Apr 3, 2010
I tried to make it work, really I did. But at a certain point you have to accept that it wasn't meant to be. There were no angry confrontations, no broken plates or slamming of doors; I just left.
We met by chance, really: someone on Pattern Review had told me last summer that something I'd sewn was worthy of The Sartorialist. I didn't get the reference so naturally, I had to find out who this Sartorialist was. I paid him a visit, and then again, and again and, well, you know how these things happen.
Initially I was attracted, oh, so strongly. All those stylish people from so many different countries wearing beautiful clothes and looking so great in them. I saw unusual looks that made me think about new silhouettes, and fresh color and pattern combinations.
But like many ill-fated relationships, this one got old fast. This is NOT meant to be a criticism of The Sartorialist, btw. It wasn't him, it was me.
Here's why I drifted:
1. You probably know by now that I'm really into context. I'm interested in why we dress the way we do, what clothes mean and why, and how we use them to express who we are in the world and who we want to be.
2) As much as I enjoy making clothes, I'm not a fashion person. I'm interested in the history of fashion design and I like to play dress up but I don't care much about today's trends. I dress very simply. The Sartorialist usually features fashion people: editors en route to a fashion show, models, stylists, photographers. Of course, those people are going to look stylish, it's their job.
3) This relates to yesterday's post about class: You may disagree, but to me most (not all, most) people featured in The Sartorialist look affluent. I see people whose lives allow them to wear uncomfortable shoes, beautiful and expensive-looking designer clothes, and live in glamorous cities.
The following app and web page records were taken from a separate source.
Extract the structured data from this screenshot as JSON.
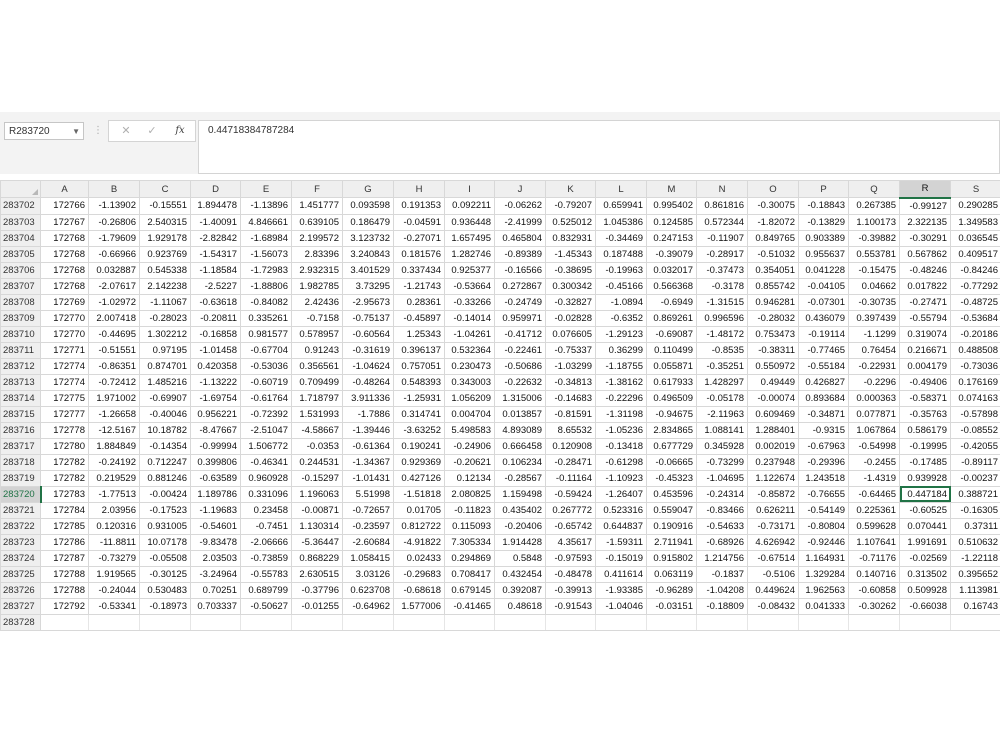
{
  "name_box": "R283720",
  "formula": "0.44718384787284",
  "buttons": {
    "cancel": "✕",
    "enter": "✓",
    "fx": "fx"
  },
  "columns": [
    "A",
    "B",
    "C",
    "D",
    "E",
    "F",
    "G",
    "H",
    "I",
    "J",
    "K",
    "L",
    "M",
    "N",
    "O",
    "P",
    "Q",
    "R",
    "S"
  ],
  "selected_column": "R",
  "selected_row": "283720",
  "rows": [
    {
      "row": "283702",
      "cells": [
        "172766",
        "-1.13902",
        "-0.15551",
        "1.894478",
        "-1.13896",
        "1.451777",
        "0.093598",
        "0.191353",
        "0.092211",
        "-0.06262",
        "-0.79207",
        "0.659941",
        "0.995402",
        "0.861816",
        "-0.30075",
        "-0.18843",
        "0.267385",
        "-0.99127",
        "0.290285"
      ]
    },
    {
      "row": "283703",
      "cells": [
        "172767",
        "-0.26806",
        "2.540315",
        "-1.40091",
        "4.846661",
        "0.639105",
        "0.186479",
        "-0.04591",
        "0.936448",
        "-2.41999",
        "0.525012",
        "1.045386",
        "0.124585",
        "0.572344",
        "-1.82072",
        "-0.13829",
        "1.100173",
        "2.322135",
        "1.349583"
      ]
    },
    {
      "row": "283704",
      "cells": [
        "172768",
        "-1.79609",
        "1.929178",
        "-2.82842",
        "-1.68984",
        "2.199572",
        "3.123732",
        "-0.27071",
        "1.657495",
        "0.465804",
        "0.832931",
        "-0.34469",
        "0.247153",
        "-0.11907",
        "0.849765",
        "0.903389",
        "-0.39882",
        "-0.30291",
        "0.036545"
      ]
    },
    {
      "row": "283705",
      "cells": [
        "172768",
        "-0.66966",
        "0.923769",
        "-1.54317",
        "-1.56073",
        "2.83396",
        "3.240843",
        "0.181576",
        "1.282746",
        "-0.89389",
        "-1.45343",
        "0.187488",
        "-0.39079",
        "-0.28917",
        "-0.51032",
        "0.955637",
        "0.553781",
        "0.567862",
        "0.409517"
      ]
    },
    {
      "row": "283706",
      "cells": [
        "172768",
        "0.032887",
        "0.545338",
        "-1.18584",
        "-1.72983",
        "2.932315",
        "3.401529",
        "0.337434",
        "0.925377",
        "-0.16566",
        "-0.38695",
        "-0.19963",
        "0.032017",
        "-0.37473",
        "0.354051",
        "0.041228",
        "-0.15475",
        "-0.48246",
        "-0.84246"
      ]
    },
    {
      "row": "283707",
      "cells": [
        "172768",
        "-2.07617",
        "2.142238",
        "-2.5227",
        "-1.88806",
        "1.982785",
        "3.73295",
        "-1.21743",
        "-0.53664",
        "0.272867",
        "0.300342",
        "-0.45166",
        "0.566368",
        "-0.3178",
        "0.855742",
        "-0.04105",
        "0.04662",
        "0.017822",
        "-0.77292"
      ]
    },
    {
      "row": "283708",
      "cells": [
        "172769",
        "-1.02972",
        "-1.11067",
        "-0.63618",
        "-0.84082",
        "2.42436",
        "-2.95673",
        "0.28361",
        "-0.33266",
        "-0.24749",
        "-0.32827",
        "-1.0894",
        "-0.6949",
        "-1.31515",
        "0.946281",
        "-0.07301",
        "-0.30735",
        "-0.27471",
        "-0.48725"
      ]
    },
    {
      "row": "283709",
      "cells": [
        "172770",
        "2.007418",
        "-0.28023",
        "-0.20811",
        "0.335261",
        "-0.7158",
        "-0.75137",
        "-0.45897",
        "-0.14014",
        "0.959971",
        "-0.02828",
        "-0.6352",
        "0.869261",
        "0.996596",
        "-0.28032",
        "0.436079",
        "0.397439",
        "-0.55794",
        "-0.53684"
      ]
    },
    {
      "row": "283710",
      "cells": [
        "172770",
        "-0.44695",
        "1.302212",
        "-0.16858",
        "0.981577",
        "0.578957",
        "-0.60564",
        "1.25343",
        "-1.04261",
        "-0.41712",
        "0.076605",
        "-1.29123",
        "-0.69087",
        "-1.48172",
        "0.753473",
        "-0.19114",
        "-1.1299",
        "0.319074",
        "-0.20186"
      ]
    },
    {
      "row": "283711",
      "cells": [
        "172771",
        "-0.51551",
        "0.97195",
        "-1.01458",
        "-0.67704",
        "0.91243",
        "-0.31619",
        "0.396137",
        "0.532364",
        "-0.22461",
        "-0.75337",
        "0.36299",
        "0.110499",
        "-0.8535",
        "-0.38311",
        "-0.77465",
        "0.76454",
        "0.216671",
        "0.488508"
      ]
    },
    {
      "row": "283712",
      "cells": [
        "172774",
        "-0.86351",
        "0.874701",
        "0.420358",
        "-0.53036",
        "0.356561",
        "-1.04624",
        "0.757051",
        "0.230473",
        "-0.50686",
        "-1.03299",
        "-1.18755",
        "0.055871",
        "-0.35251",
        "0.550972",
        "-0.55184",
        "-0.22931",
        "0.004179",
        "-0.73036"
      ]
    },
    {
      "row": "283713",
      "cells": [
        "172774",
        "-0.72412",
        "1.485216",
        "-1.13222",
        "-0.60719",
        "0.709499",
        "-0.48264",
        "0.548393",
        "0.343003",
        "-0.22632",
        "-0.34813",
        "-1.38162",
        "0.617933",
        "1.428297",
        "0.49449",
        "0.426827",
        "-0.2296",
        "-0.49406",
        "0.176169"
      ]
    },
    {
      "row": "283714",
      "cells": [
        "172775",
        "1.971002",
        "-0.69907",
        "-1.69754",
        "-0.61764",
        "1.718797",
        "3.911336",
        "-1.25931",
        "1.056209",
        "1.315006",
        "-0.14683",
        "-0.22296",
        "0.496509",
        "-0.05178",
        "-0.00074",
        "0.893684",
        "0.000363",
        "-0.58371",
        "0.074163"
      ]
    },
    {
      "row": "283715",
      "cells": [
        "172777",
        "-1.26658",
        "-0.40046",
        "0.956221",
        "-0.72392",
        "1.531993",
        "-1.7886",
        "0.314741",
        "0.004704",
        "0.013857",
        "-0.81591",
        "-1.31198",
        "-0.94675",
        "-2.11963",
        "0.609469",
        "-0.34871",
        "0.077871",
        "-0.35763",
        "-0.57898"
      ]
    },
    {
      "row": "283716",
      "cells": [
        "172778",
        "-12.5167",
        "10.18782",
        "-8.47667",
        "-2.51047",
        "-4.58667",
        "-1.39446",
        "-3.63252",
        "5.498583",
        "4.893089",
        "8.65532",
        "-1.05236",
        "2.834865",
        "1.088141",
        "1.288401",
        "-0.9315",
        "1.067864",
        "0.586179",
        "-0.08552"
      ]
    },
    {
      "row": "283717",
      "cells": [
        "172780",
        "1.884849",
        "-0.14354",
        "-0.99994",
        "1.506772",
        "-0.0353",
        "-0.61364",
        "0.190241",
        "-0.24906",
        "0.666458",
        "0.120908",
        "-0.13418",
        "0.677729",
        "0.345928",
        "0.002019",
        "-0.67963",
        "-0.54998",
        "-0.19995",
        "-0.42055"
      ]
    },
    {
      "row": "283718",
      "cells": [
        "172782",
        "-0.24192",
        "0.712247",
        "0.399806",
        "-0.46341",
        "0.244531",
        "-1.34367",
        "0.929369",
        "-0.20621",
        "0.106234",
        "-0.28471",
        "-0.61298",
        "-0.06665",
        "-0.73299",
        "0.237948",
        "-0.29396",
        "-0.2455",
        "-0.17485",
        "-0.89117"
      ]
    },
    {
      "row": "283719",
      "cells": [
        "172782",
        "0.219529",
        "0.881246",
        "-0.63589",
        "0.960928",
        "-0.15297",
        "-1.01431",
        "0.427126",
        "0.12134",
        "-0.28567",
        "-0.11164",
        "-1.10923",
        "-0.45323",
        "-1.04695",
        "1.122674",
        "1.243518",
        "-1.4319",
        "0.939928",
        "-0.00237"
      ]
    },
    {
      "row": "283720",
      "cells": [
        "172783",
        "-1.77513",
        "-0.00424",
        "1.189786",
        "0.331096",
        "1.196063",
        "5.51998",
        "-1.51818",
        "2.080825",
        "1.159498",
        "-0.59424",
        "-1.26407",
        "0.453596",
        "-0.24314",
        "-0.85872",
        "-0.76655",
        "-0.64465",
        "0.447184",
        "0.388721"
      ]
    },
    {
      "row": "283721",
      "cells": [
        "172784",
        "2.03956",
        "-0.17523",
        "-1.19683",
        "0.23458",
        "-0.00871",
        "-0.72657",
        "0.01705",
        "-0.11823",
        "0.435402",
        "0.267772",
        "0.523316",
        "0.559047",
        "-0.83466",
        "0.626211",
        "-0.54149",
        "0.225361",
        "-0.60525",
        "-0.16305"
      ]
    },
    {
      "row": "283722",
      "cells": [
        "172785",
        "0.120316",
        "0.931005",
        "-0.54601",
        "-0.7451",
        "1.130314",
        "-0.23597",
        "0.812722",
        "0.115093",
        "-0.20406",
        "-0.65742",
        "0.644837",
        "0.190916",
        "-0.54633",
        "-0.73171",
        "-0.80804",
        "0.599628",
        "0.070441",
        "0.37311"
      ]
    },
    {
      "row": "283723",
      "cells": [
        "172786",
        "-11.8811",
        "10.07178",
        "-9.83478",
        "-2.06666",
        "-5.36447",
        "-2.60684",
        "-4.91822",
        "7.305334",
        "1.914428",
        "4.35617",
        "-1.59311",
        "2.711941",
        "-0.68926",
        "4.626942",
        "-0.92446",
        "1.107641",
        "1.991691",
        "0.510632"
      ]
    },
    {
      "row": "283724",
      "cells": [
        "172787",
        "-0.73279",
        "-0.05508",
        "2.03503",
        "-0.73859",
        "0.868229",
        "1.058415",
        "0.02433",
        "0.294869",
        "0.5848",
        "-0.97593",
        "-0.15019",
        "0.915802",
        "1.214756",
        "-0.67514",
        "1.164931",
        "-0.71176",
        "-0.02569",
        "-1.22118"
      ]
    },
    {
      "row": "283725",
      "cells": [
        "172788",
        "1.919565",
        "-0.30125",
        "-3.24964",
        "-0.55783",
        "2.630515",
        "3.03126",
        "-0.29683",
        "0.708417",
        "0.432454",
        "-0.48478",
        "0.411614",
        "0.063119",
        "-0.1837",
        "-0.5106",
        "1.329284",
        "0.140716",
        "0.313502",
        "0.395652"
      ]
    },
    {
      "row": "283726",
      "cells": [
        "172788",
        "-0.24044",
        "0.530483",
        "0.70251",
        "0.689799",
        "-0.37796",
        "0.623708",
        "-0.68618",
        "0.679145",
        "0.392087",
        "-0.39913",
        "-1.93385",
        "-0.96289",
        "-1.04208",
        "0.449624",
        "1.962563",
        "-0.60858",
        "0.509928",
        "1.113981"
      ]
    },
    {
      "row": "283727",
      "cells": [
        "172792",
        "-0.53341",
        "-0.18973",
        "0.703337",
        "-0.50627",
        "-0.01255",
        "-0.64962",
        "1.577006",
        "-0.41465",
        "0.48618",
        "-0.91543",
        "-1.04046",
        "-0.03151",
        "-0.18809",
        "-0.08432",
        "0.041333",
        "-0.30262",
        "-0.66038",
        "0.16743"
      ]
    },
    {
      "row": "283728",
      "cells": [
        "",
        "",
        "",
        "",
        "",
        "",
        "",
        "",
        "",
        "",
        "",
        "",
        "",
        "",
        "",
        "",
        "",
        "",
        ""
      ]
    }
  ]
}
It's the same way I feel about home decor magazines: you're shown some wealthy couple's fantastic country house that they usually haven't even decorated themselves -- they've paid someone else to do it for them so of course their house is going to be gorgeous. Who are these people and why do they have so much money? Did they inherit it or did they earn it and if they earned it, how?
I enjoy looking at beautiful things but at the same time I resent the display of wealth, especially when it's not treated as worthy of comment.
4) Too many of the younger, non-fashion-editor-types featured on the Sartorialist look...ordinary.
5) The comments people make on the Sartorialist -- and I don't blame the Sartorialist for this -- are vapid, generally things like "great shirt!" "awesome shoes!" (It's not like he made the shoes, for Pete's sake!) As someone who sews, I can't get very excited about someone wearing something purchased, as challenging as it can be to assemble an outfit.
So that's it, my five reasons. I'm not trying to change any minds here. I'm still going to visit the Sartorialist from time to time; no hard feelings. There's still some attraction there for sure. We're just not together anymore.
On a related note, there really is too much fashion imagery in our lives already.
I find myself agreeing with reader Monica, who commented the other day, "there is way too much judgment based on personal appearance in this world, and I wish we would all be more understanding the next time someone's appearance triggers feelings of discomfort or contempt."
I want to add that while I write a lot about clothes, no one has to look or dress a certain way to earn my respect or love. I really don't care.
Labels: clothing and culture